It is probably for the intense, power-packed reading of the title tune that this disc is played frequently by old and new Coltrane followers but there is much more to it than that. After 13 odd minutes of melodic improvisation on the popular show tune, Trane and his sidemen tackle Every Time We Say Goodbye. Coltrane, still on soprano weaves a gentle, lyrical solo and Tyner follows in the same manner.

Arguably the best jazz is heard on the following two selections, where Coltrane plays tenor, his usual instrument, and fashions intense solos that still contain elements of his sheets of sound approach from the 1950s.

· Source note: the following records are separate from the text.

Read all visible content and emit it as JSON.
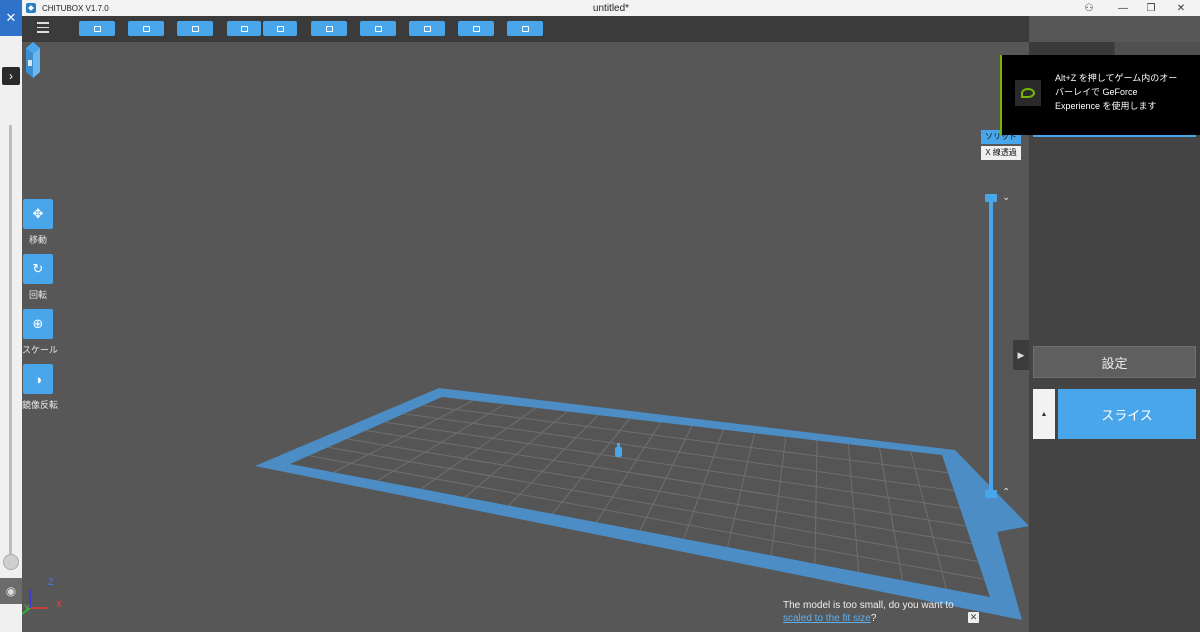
{
  "window": {
    "app_name": "CHITUBOX V1.7.0",
    "doc_title": "untitled*",
    "controls": {
      "account": "⚇",
      "minimize": "—",
      "restore": "❐",
      "close": "✕"
    }
  },
  "outer": {
    "close_glyph": "✕",
    "expand_glyph": "›",
    "eye_glyph": "◉"
  },
  "toolbar": {
    "menu_icon": "menu-icon",
    "buttons": [
      "open-file-icon",
      "save-icon",
      "select-all-icon",
      "undo-icon",
      "redo-icon",
      "auto-layout-icon",
      "supports-icon",
      "hollow-icon",
      "drill-icon",
      "export-icon"
    ]
  },
  "tools": [
    {
      "label": "移動",
      "icon": "move-icon",
      "glyph": "✥"
    },
    {
      "label": "回転",
      "icon": "rotate-icon",
      "glyph": "↻"
    },
    {
      "label": "スケール",
      "icon": "scale-icon",
      "glyph": "⊕"
    },
    {
      "label": "鏡像反転",
      "icon": "mirror-icon",
      "glyph": "◑"
    }
  ],
  "view": {
    "solid_label": "ソリッド",
    "xray_label": "X 線透過"
  },
  "slider": {
    "up_glyph": "⌄",
    "down_glyph": "⌃"
  },
  "notice": {
    "text": "The model is too small, do you want to",
    "link": "scaled to the fit size",
    "suffix": "?",
    "close_glyph": "✕"
  },
  "panel": {
    "expand_glyph": "▶",
    "settings_label": "設定",
    "slice_label": "スライス",
    "slice_menu_glyph": "▲"
  },
  "overlay": {
    "line1": "Alt+Z を押してゲーム内のオー",
    "line2": "バーレイで GeForce",
    "line3": "Experience を使用します"
  },
  "axes": {
    "x": "X",
    "y": "Y",
    "z": "Z"
  },
  "colors": {
    "accent": "#4aa6ea",
    "viewport": "#575757",
    "plate_border": "#4b8dc4",
    "nvidia_green": "#76b900"
  }
}
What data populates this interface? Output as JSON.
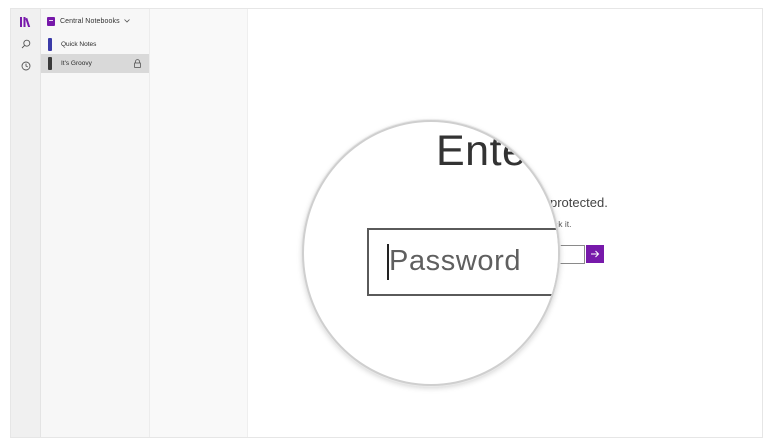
{
  "rail": {
    "items": [
      {
        "icon": "notebooks-icon"
      },
      {
        "icon": "search-icon"
      },
      {
        "icon": "recent-icon"
      }
    ]
  },
  "notebook": {
    "name": "Central Notebooks",
    "color": "#7719aa"
  },
  "sections": [
    {
      "label": "Quick Notes",
      "color": "#3b3ba8",
      "selected": false
    },
    {
      "label": "It's Groovy",
      "color": "#3a3a3a",
      "selected": true,
      "locked": true
    }
  ],
  "content": {
    "heading": "Ente",
    "description": "protected.",
    "hint": "ck it.",
    "password_placeholder": "Password",
    "accent_color": "#7719aa"
  }
}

The rhythm section tightens up on Summertime as Davis, and particularly Jones, push him relentlessly forward. Davis has a burgeoning bass solo here that demonstrates how good he was and how much Coltrane underrated him. But Not For Me also harks back to 50s hard bop in some respects but is played with fire and spirit by all four musicians. 

Coltrane said in 1962 that the title tune was his favourite piece of everything he’d recorded so far. It was certainly unique and a good introduction to his new quartet. This deluxe edition is well mastered with good sound although I wonder if anybody really needs both the stereo and mono versions of the same music. 

CD1 (mono): My Favorite Things; Every Time We Say Goodbye; Summertime; But Not For Me (39.16)
CD2 (stereo): My Favorite Things; Every Time We Say Goodbye; Summertime; But Not For Me (39.16)
Coltrane (ts, ss); McCoy Tyner (p); Steve Davis (b); Elvin Jones (d). NYC, 21, 24 & 26 October 1960.
Atlantic R2 666923